<<<<

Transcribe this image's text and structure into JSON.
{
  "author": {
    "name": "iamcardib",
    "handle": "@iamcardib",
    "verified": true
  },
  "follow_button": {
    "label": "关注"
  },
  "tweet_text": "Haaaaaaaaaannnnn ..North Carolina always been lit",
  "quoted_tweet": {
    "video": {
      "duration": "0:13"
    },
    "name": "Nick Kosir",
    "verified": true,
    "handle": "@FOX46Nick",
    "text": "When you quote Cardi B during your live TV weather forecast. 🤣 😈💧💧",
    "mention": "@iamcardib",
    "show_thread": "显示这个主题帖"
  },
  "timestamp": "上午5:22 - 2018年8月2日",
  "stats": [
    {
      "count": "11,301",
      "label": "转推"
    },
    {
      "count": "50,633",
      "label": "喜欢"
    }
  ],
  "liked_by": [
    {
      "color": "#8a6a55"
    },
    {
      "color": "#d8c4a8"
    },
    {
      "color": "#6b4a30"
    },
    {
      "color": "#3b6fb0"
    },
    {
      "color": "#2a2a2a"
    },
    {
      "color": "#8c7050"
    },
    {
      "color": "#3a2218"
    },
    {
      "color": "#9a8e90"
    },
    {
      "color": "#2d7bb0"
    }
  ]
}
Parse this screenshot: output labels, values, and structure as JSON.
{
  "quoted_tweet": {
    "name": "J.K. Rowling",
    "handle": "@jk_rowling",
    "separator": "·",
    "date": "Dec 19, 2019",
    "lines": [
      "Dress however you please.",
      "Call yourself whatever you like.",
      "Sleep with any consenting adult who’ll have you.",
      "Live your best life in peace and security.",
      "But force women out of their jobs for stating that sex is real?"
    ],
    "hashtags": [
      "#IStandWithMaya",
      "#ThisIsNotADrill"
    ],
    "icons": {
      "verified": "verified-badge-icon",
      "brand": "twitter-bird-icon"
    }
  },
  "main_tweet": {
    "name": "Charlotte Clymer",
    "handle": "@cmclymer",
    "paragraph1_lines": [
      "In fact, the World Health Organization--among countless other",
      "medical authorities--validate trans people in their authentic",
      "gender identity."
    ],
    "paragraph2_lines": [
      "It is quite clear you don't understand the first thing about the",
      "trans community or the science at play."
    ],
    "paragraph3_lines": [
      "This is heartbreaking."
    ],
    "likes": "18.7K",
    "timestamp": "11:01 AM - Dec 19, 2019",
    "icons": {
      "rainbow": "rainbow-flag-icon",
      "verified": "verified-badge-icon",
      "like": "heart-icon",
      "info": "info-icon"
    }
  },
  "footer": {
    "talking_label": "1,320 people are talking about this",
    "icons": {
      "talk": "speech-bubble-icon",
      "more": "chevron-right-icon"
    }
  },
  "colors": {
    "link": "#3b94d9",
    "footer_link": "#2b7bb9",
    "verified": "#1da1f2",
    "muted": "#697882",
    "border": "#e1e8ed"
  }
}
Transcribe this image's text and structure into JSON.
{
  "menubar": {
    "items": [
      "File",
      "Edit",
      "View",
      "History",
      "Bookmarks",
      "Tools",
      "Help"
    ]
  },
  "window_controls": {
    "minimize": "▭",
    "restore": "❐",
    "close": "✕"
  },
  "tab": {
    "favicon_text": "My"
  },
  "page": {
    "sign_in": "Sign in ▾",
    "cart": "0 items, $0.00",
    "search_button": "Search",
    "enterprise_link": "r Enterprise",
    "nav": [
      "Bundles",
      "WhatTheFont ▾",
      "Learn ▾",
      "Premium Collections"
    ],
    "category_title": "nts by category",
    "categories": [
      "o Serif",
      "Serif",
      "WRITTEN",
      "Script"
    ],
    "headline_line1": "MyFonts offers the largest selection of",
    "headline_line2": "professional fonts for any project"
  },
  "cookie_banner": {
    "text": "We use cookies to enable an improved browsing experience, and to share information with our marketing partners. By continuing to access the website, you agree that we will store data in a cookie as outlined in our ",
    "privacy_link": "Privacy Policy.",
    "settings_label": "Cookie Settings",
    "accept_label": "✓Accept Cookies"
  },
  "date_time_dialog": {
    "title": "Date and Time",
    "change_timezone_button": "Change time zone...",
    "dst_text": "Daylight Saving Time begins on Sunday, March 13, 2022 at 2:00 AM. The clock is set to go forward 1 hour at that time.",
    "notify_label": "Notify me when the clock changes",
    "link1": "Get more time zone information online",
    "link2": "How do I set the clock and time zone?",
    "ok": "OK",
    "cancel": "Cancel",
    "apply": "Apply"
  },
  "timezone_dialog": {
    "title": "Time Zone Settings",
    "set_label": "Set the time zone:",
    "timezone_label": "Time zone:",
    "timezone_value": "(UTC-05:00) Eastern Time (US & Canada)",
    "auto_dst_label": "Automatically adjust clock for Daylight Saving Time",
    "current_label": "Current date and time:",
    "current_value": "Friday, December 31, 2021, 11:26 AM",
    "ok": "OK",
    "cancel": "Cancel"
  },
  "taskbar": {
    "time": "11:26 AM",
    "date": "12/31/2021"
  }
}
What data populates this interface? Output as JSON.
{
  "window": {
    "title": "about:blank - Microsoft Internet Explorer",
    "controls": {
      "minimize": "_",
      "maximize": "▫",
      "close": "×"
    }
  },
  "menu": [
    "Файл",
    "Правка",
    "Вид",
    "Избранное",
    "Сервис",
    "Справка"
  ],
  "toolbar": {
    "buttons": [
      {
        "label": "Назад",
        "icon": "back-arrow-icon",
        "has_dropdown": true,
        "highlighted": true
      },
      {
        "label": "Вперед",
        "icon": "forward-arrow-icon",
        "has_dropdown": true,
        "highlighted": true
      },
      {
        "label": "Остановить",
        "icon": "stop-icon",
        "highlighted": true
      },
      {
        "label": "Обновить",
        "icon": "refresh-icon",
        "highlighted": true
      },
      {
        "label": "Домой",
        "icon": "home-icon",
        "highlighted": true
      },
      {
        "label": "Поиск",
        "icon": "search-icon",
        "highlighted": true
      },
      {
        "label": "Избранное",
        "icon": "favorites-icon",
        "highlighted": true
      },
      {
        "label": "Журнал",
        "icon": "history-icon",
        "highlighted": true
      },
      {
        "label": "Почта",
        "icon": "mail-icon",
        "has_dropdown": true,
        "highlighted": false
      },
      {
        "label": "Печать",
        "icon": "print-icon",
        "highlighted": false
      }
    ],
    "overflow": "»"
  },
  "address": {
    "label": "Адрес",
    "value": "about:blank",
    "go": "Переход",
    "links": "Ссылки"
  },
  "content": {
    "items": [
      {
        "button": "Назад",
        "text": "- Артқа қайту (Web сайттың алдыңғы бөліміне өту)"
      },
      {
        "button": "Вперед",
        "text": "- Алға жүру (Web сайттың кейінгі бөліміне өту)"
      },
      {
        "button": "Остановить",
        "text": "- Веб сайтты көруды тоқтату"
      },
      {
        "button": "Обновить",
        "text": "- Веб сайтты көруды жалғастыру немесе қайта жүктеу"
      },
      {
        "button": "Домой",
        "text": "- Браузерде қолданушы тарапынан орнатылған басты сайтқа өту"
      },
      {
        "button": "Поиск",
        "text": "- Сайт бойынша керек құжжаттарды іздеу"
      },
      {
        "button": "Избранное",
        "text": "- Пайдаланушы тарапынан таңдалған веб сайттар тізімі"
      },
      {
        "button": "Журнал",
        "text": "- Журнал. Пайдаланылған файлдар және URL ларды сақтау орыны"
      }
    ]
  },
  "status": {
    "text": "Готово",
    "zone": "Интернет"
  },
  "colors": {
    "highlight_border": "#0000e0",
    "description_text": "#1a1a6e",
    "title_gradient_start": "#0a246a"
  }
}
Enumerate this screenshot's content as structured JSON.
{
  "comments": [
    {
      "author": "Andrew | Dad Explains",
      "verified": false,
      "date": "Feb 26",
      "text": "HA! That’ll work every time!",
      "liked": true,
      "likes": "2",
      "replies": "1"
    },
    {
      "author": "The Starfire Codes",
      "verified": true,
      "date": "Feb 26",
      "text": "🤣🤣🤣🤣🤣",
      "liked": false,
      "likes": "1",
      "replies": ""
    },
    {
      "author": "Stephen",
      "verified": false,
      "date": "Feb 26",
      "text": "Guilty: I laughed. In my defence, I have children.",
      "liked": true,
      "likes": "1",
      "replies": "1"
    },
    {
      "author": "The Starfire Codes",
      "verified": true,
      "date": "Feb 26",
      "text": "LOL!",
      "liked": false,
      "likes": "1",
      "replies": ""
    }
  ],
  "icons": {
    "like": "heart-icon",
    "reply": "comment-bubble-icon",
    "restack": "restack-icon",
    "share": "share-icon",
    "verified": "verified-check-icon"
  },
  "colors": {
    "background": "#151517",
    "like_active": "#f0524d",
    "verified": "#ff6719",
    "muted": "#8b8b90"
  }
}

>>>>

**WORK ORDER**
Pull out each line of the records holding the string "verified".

**RESULT BELOW**
    "verified": true
    "verified": true,
      "verified": "verified-badge-icon",
      "verified": "verified-badge-icon",
    "verified": "#1da1f2",
      "verified": false,
      "verified": true,
      "verified": false,
      "verified": true,
    "verified": "verified-check-icon"
    "verified": "#ff6719",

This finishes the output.